Intel Earnings Jump as Corporate Spending Grows

Intel generated $2.4 billion in profits on $10.3 billion in revenues in a record first quarter that not only saw strong consumer demand for laptops grow, but also showed signs of businesses beginning to reinvest in their IT infrastructure. The earnings capped off a quarter that saw Intel refresh most of its processor product lines.

Intel's financial numbers soared in a first quarter that saw the chip maker aggressively roll out products and corporate spending begin to pick up.

Intel, which owns an 80 percent share of the worldwide microprocessor market, generated $10.3 billion in the first three months of 2010, a 44 percent jump over the same period last year, when the global recession was in full swing, company officials reported April 13. Profits came in at $2.4 billion, a whopping 288 percent over the first quarter in 2009.

In a conference call with analysts and reporters after the numbers were released, Intel CEO Paul Otellini said the change over a year was significant. The first three months of 2009 saw the economy hitting its depths, Otellini said. Now, he said, "the industry is nearly fully recovered."

Otellini said the consumer space continued to drive the industry's recovery, noting the high demand for mobile devices, such as laptops, and higher-end PCs.

In addition, the long dormant commercial space seems to be showing signs of life, he said.

"We're also seeing signs of corporate spending improving," Otellini said.

The first quarter saw a host of new processing platforms come into both the PC and server markets from not only Intel, but also Advanced Micro Devices and IBM.

For Intel, it started at the Consumer Electronics Show in January, with the rollout of more of its 32-nanometer Core i3, i5 and i7 chips. During the quarter, Intel also launched its much-delayed Itanium 9300 "Tukwila" processor for high-end servers.

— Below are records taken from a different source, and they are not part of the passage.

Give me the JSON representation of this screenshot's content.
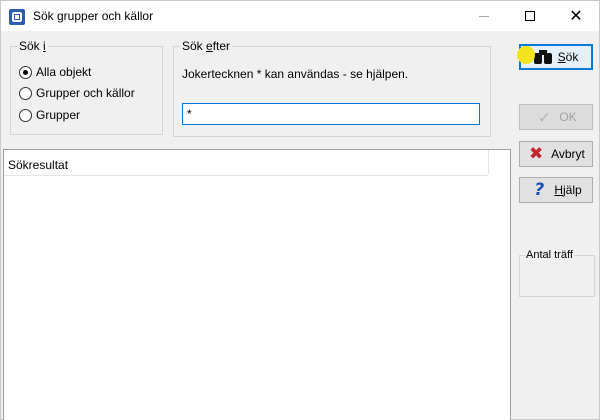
{
  "window": {
    "title": "Sök grupper och källor",
    "controls": {
      "minimize": "—",
      "maximize": "",
      "close": "✕"
    }
  },
  "search_in": {
    "legend_prefix": "Sök ",
    "legend_mnemonic": "i",
    "options": [
      {
        "label": "Alla objekt",
        "checked": true
      },
      {
        "label": "Grupper och källor",
        "checked": false
      },
      {
        "label": "Grupper",
        "checked": false
      }
    ]
  },
  "search_for": {
    "legend_prefix": "Sök ",
    "legend_mnemonic": "e",
    "legend_suffix": "fter",
    "hint": "Jokertecknen * kan användas - se hjälpen.",
    "value": "*"
  },
  "results": {
    "header": "Sökresultat"
  },
  "buttons": {
    "search": {
      "mnemonic": "S",
      "rest": "ök",
      "icon": "binoculars-icon"
    },
    "ok": {
      "label": "OK",
      "icon": "check-icon"
    },
    "cancel": {
      "label": "Avbryt",
      "icon": "x-icon"
    },
    "help": {
      "mnemonic": "H",
      "rest": "jälp",
      "icon": "question-icon"
    }
  },
  "hits": {
    "label": "Antal träff"
  },
  "colors": {
    "accent": "#0078d7",
    "cancel_icon": "#c0272d",
    "help_icon": "#1a4db3",
    "cursor_highlight": "#f3e51d"
  }
}
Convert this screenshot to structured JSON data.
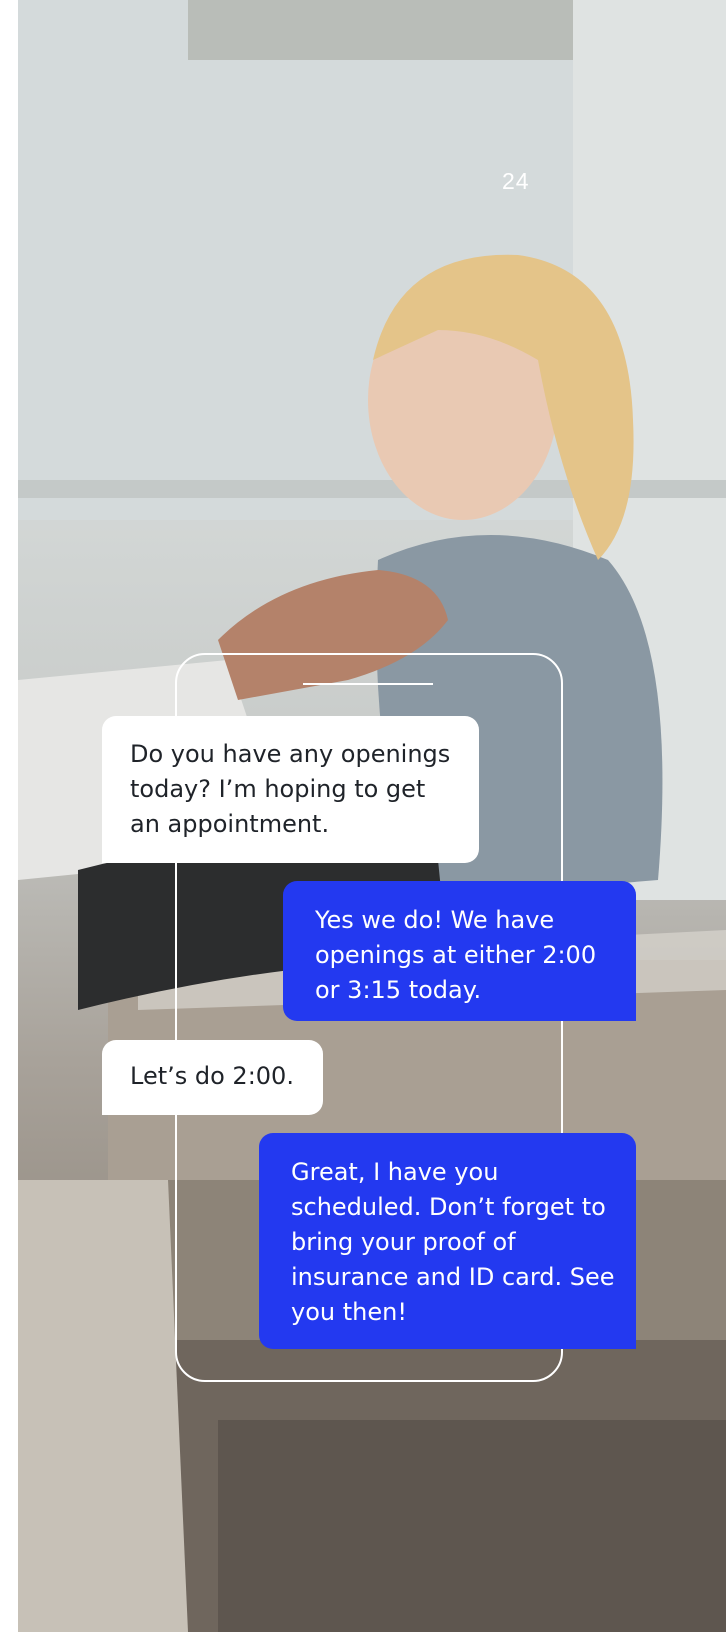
{
  "page": {
    "number": "24"
  },
  "chat": {
    "messages": [
      {
        "sender": "patient",
        "text": "Do you have any openings today? I’m hoping to get an appointment."
      },
      {
        "sender": "office",
        "text": "Yes we do! We have openings at either 2:00 or 3:15 today."
      },
      {
        "sender": "patient",
        "text": "Let’s do 2:00."
      },
      {
        "sender": "office",
        "text": "Great, I have you scheduled. Don’t forget to bring your proof of insurance and ID card. See you then!"
      }
    ]
  },
  "colors": {
    "outgoing_bubble": "#2339f0",
    "incoming_bubble": "#ffffff",
    "incoming_text": "#1f2329",
    "frame": "#ffffff"
  }
}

That was followed by the release of the 32-nm six-core Xeon 5600 "Westmere EP" chips and, in the last week days of the quarter, the high-end Xeon 7500 "Nehalem EX" family, designed to drive the x86 platform up into the space traditionally occupied by RISC, Itanium and mainframe systems.

Otellini and Intel CFO Stacy Smith said demand for Intel's 32-nm processors is spiraling upward. That demand, coupled with the high yields from the first of Intel's 32-nm manufacturing facilities, persuaded company executives to speed up the timetable for bringing two other 32-nm fabs online.

Otellini said that Intel now intends to have all four 32-nm facilities operational by early in the fourth quarter. Intel officials announced last year that they were investing $7 billion on the 32-nm processor fabs.

With a full quarter coming up for sales of the new processors, Otellini expects to see demand for the products continue to grow. In addition, like most other IT vendors, Intel has been waiting for corporate spending to improve, something he said he is beginning to see.

On the client side, he said the average age of a laptop is four years, and five years for a desktop. It's increasingly costly to keep these systems up and running.

"You're getting to the point where, as CEOs start feeling better [about the economy], it makes sense to swap [the older systems] out," he said.

Businesses also are expected to qualify Microsoft's Windows 7 operating system for use in their corporate environments as the year progresses.

Mobility will continue to be a big driver, Otellini said. Intel is planning to release a dual-core version of its Atom processors in the second quarter, and also is working on a low-power chip, he said.

In the server space, OEMs will continue to roll out systems powered by both the Xeon 5600 and four- to eight-core Xeon 7500 processors, which will feed into the pent-up demand to refresh aging fleets of servers.

The result should be increasingly strong quarters as the year rolls on, Otellini said.

For the second quarter, Intel is predicting revenues of between $9.8 billion and $10.6 billion.